From Abujah Racheal
Nigeria is unlikely to meet the UN and World Health Organization recommendation of one doctor to 600 patients, said Chris Ngige, Minister of Labor and Employment.
Ngige said this at the two-day quarterly meeting of the Nigeria Health Commissioners Forum on Friday in Abuja.
The Nigeria News Agency (NAN) reported that the theme of the two-day forum was “Building a stronger health sector in Nigeria through collaboration and strategic partnership”.
The meeting was primarily convened to discuss how the health system can be strengthened at the sub-national level with the overarching goal of achieving universal health coverage (UHC).
The minister said: “We are not a United Nations country, we are a developing country. So when such numbers are given I will tell them that every rule has an exception. We are not there yet ”.
“So we’ll get along with what we have. And when they said it, he said yes. Surplus doctors.
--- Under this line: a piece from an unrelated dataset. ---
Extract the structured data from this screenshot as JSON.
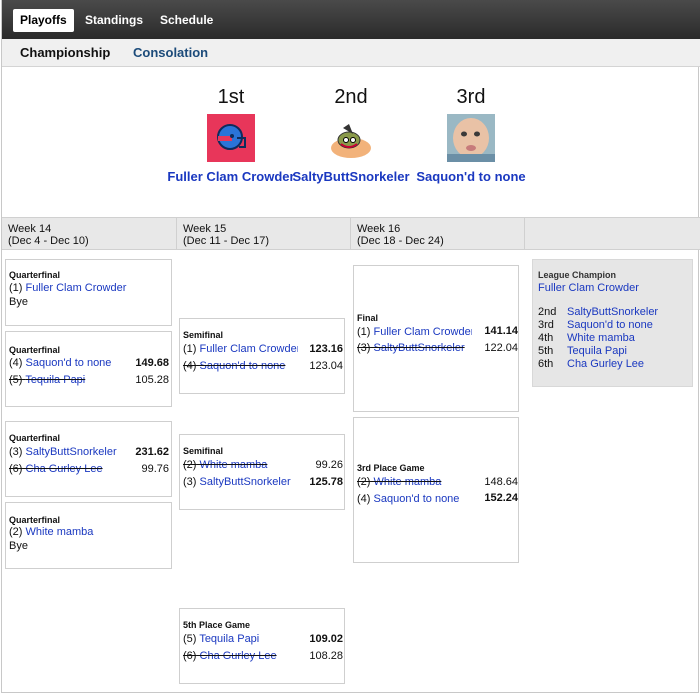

We have surpluses, I keep telling them that we have not used our medical workforce appropriately and appropriately, as we should. ”
“How many doctors do we have in the rural areas and in the suburbs since they are all in the townships, with data from a medical and dental association showing 4,000 doctors every year. It used to be 3000, before the private universities came, many of them don’t do medicine, including Afe Babalola and others. ”
“We’re about 4,000 plus now, the people who have even been trained abroad are coming back from Russia and Ukraine, and the rest of them all are registering them with the Medical and Dental Council of Nigeria (MDCN).
“Almost everyone has come to Abuja, Lagos and Port Harcourt to stay. And we have 10,000 primary care centers that are unoccupied at the last count. “
Professor Akin Abayomi, Health Commissioner for Lagos State, urged state governors to create a conducive environment for doctors in their states.
Abayomi said more than 20,000 Nigerian-born doctors outside the country are doing very well.
“Therefore, our governors should create a conducive environment for our doctors. Nigeria should no longer talk about brain drain, but rather about bringing our doctors back into the country, ”he emphasized.
Speaking of how the state responded to the COVID-19 pandemic, he noted that Lagos State was using the experience it had in 2015 when responding to the Ebola outbreak.
“This experience has helped us effectively control the spread of the virus in the state despite our huge population.
“We had a solid collection of data to support our policy choices. we built a system from data Collection, analysis and interpretation a long the Lines every pillar of the Emergency Operations Center (EOC).
We then invested in technology to automate our data collection system through the information and implementation from the Lagos State Emergency Call System (LASERS), which allowed us to get real-time data for our response.
However, the health commissioner advised not to use the public service to structure or manage a pandemic, but to develop a quick policy to raise funds for effective pandemic management, otherwise the whole system would collapse.
Abayomi announced that, in the event of an emergency, Lagos was ready to beat an impending deadlier fourth wave of the COVID-19 pandemic and future pandemics in the state, adding that the state had learned from the first three waves.
Meanwhile, the director general of the Nigeria Center for Disease Control (NCDC), Dr. Chikwe Ihekweazu, the commissioners that States should play a vital role in strengthening the country’s health security.
Ihekweazu, directed by Dr. Priscilla Ibekwe, Director, Special Duties, NCDC, added that the state has responsibility for the health of its populations, including preparing for and responding to disease outbreaks.
“States have the resources, expertise and experience to step up responses to the coronavirus pandemic and other disease outbreaks in the country.
“We need stronger political commitment, leadership and funding to fight outbreaks,” he added.
Dr. Onoriode Ezire, Senior Health Specialist, International Finance Corporation of the World Bank Group, said the conditions for involving a state in a World Bank project included; “A joint agreement between the Treasury Department and the Executive Governors on a set of transparent selection criteria.
“Countries are only included in a project if the participation of the state would contribute to a meaningful improvement of this development indicator.
“Proven commitment by this state to reform and demonstration of continued commitment throughout the life of a project.
“These include; meetings Minimum performance criteria, the passing of state laws necessary to create an environment conducive to reform and the creation of the appropriate institutional framework to implement a reform program, ”he said.
Ezire pointed out that when designing multi-state operations, special attention would be paid to the conditions for mutual accountability between the federal and state governments.
He praised the “Federal Government for creating a conducive environment and level playing field for the states and” States for having achieved the results to which they are committed by participating in the project, ”he said.
In their remarks, Cross River Health Commissioner Dr. Betta Edu, spoke on behalf of the Commissioners said the meeting was critical to foster sharing of experience, interstate collaboration, learning and encouragement the sub-national development towards building a resilient health system in the country.
NAN recalled that the meeting focused on health issues such as the Fund for Primary Health Care; Strengthening primary health care; Combating HIV / AIDS and its multisectoral consequences; UHC, health insurance, as well as various high-impact interventions that are carried out either directly or with development partners.
The meeting also identified challenges and outlined the implementation of partnership support at the sub-national level and formulated measures to address and adopt them.